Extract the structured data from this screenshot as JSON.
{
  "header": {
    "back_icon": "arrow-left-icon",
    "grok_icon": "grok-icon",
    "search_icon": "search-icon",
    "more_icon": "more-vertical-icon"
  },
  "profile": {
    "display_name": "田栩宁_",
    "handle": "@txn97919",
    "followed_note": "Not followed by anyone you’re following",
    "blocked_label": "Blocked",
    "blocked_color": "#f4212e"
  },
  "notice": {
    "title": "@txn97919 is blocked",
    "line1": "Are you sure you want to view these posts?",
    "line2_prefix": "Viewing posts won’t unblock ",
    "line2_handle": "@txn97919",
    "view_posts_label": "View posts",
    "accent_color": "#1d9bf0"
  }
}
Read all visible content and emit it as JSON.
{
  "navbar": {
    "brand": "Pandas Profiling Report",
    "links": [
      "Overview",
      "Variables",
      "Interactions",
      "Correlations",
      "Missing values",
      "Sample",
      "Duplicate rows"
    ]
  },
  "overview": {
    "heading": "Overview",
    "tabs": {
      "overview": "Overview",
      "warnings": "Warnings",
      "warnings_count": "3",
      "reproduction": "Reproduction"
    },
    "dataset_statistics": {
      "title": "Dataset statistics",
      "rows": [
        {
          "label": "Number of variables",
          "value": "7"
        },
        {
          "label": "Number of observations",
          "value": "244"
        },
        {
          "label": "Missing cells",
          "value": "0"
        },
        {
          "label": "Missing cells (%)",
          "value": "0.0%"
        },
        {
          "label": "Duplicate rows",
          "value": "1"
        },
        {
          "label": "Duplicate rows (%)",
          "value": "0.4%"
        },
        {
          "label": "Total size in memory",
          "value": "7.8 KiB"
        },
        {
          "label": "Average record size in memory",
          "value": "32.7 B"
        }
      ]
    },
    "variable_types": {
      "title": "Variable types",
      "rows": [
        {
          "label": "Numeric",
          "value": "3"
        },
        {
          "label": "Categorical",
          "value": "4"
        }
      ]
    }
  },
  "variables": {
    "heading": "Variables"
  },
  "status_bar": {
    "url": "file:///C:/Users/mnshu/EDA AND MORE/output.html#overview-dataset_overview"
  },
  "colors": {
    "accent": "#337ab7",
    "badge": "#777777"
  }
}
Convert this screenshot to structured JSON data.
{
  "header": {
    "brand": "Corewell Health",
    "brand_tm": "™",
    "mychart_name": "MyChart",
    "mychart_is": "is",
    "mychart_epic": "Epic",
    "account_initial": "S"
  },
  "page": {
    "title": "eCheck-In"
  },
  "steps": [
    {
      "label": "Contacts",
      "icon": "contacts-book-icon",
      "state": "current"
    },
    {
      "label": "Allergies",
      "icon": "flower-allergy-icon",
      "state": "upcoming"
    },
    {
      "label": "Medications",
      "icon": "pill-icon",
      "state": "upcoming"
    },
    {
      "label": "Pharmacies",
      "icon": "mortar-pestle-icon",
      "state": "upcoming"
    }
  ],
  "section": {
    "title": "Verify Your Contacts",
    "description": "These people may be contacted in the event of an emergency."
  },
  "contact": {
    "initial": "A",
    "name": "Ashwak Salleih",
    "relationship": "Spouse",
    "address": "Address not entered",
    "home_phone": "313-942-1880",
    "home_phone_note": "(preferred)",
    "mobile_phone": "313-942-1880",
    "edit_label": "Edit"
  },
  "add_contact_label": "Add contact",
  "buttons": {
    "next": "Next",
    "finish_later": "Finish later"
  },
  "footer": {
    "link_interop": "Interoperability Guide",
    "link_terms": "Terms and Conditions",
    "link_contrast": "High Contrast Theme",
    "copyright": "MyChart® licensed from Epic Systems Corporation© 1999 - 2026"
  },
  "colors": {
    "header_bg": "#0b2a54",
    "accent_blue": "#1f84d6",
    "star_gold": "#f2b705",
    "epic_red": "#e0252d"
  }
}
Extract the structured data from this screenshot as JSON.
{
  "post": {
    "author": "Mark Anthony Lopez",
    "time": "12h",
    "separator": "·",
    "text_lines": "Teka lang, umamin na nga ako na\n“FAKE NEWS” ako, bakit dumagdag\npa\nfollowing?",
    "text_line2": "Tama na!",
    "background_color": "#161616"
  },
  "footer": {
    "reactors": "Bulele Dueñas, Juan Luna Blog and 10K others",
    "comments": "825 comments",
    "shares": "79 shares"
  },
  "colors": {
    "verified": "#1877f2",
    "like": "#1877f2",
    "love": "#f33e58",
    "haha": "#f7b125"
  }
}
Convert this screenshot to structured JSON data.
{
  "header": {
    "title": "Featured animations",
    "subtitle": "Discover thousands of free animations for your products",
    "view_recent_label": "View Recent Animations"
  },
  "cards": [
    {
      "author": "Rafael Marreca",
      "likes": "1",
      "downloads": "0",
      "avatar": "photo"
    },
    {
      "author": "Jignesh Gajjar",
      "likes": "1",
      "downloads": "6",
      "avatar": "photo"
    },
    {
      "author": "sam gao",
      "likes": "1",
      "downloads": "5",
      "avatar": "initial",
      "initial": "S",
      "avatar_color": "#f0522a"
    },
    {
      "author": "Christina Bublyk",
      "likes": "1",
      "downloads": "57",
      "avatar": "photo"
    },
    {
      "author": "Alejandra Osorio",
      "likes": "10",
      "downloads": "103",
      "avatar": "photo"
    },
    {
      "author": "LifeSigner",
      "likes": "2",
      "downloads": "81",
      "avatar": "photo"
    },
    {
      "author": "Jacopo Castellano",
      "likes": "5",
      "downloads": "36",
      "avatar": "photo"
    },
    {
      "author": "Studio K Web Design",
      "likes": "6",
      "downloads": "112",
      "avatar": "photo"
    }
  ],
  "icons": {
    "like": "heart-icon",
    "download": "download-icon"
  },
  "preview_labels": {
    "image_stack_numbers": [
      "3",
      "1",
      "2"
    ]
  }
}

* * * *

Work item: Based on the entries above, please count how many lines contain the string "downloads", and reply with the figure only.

Task answer: 8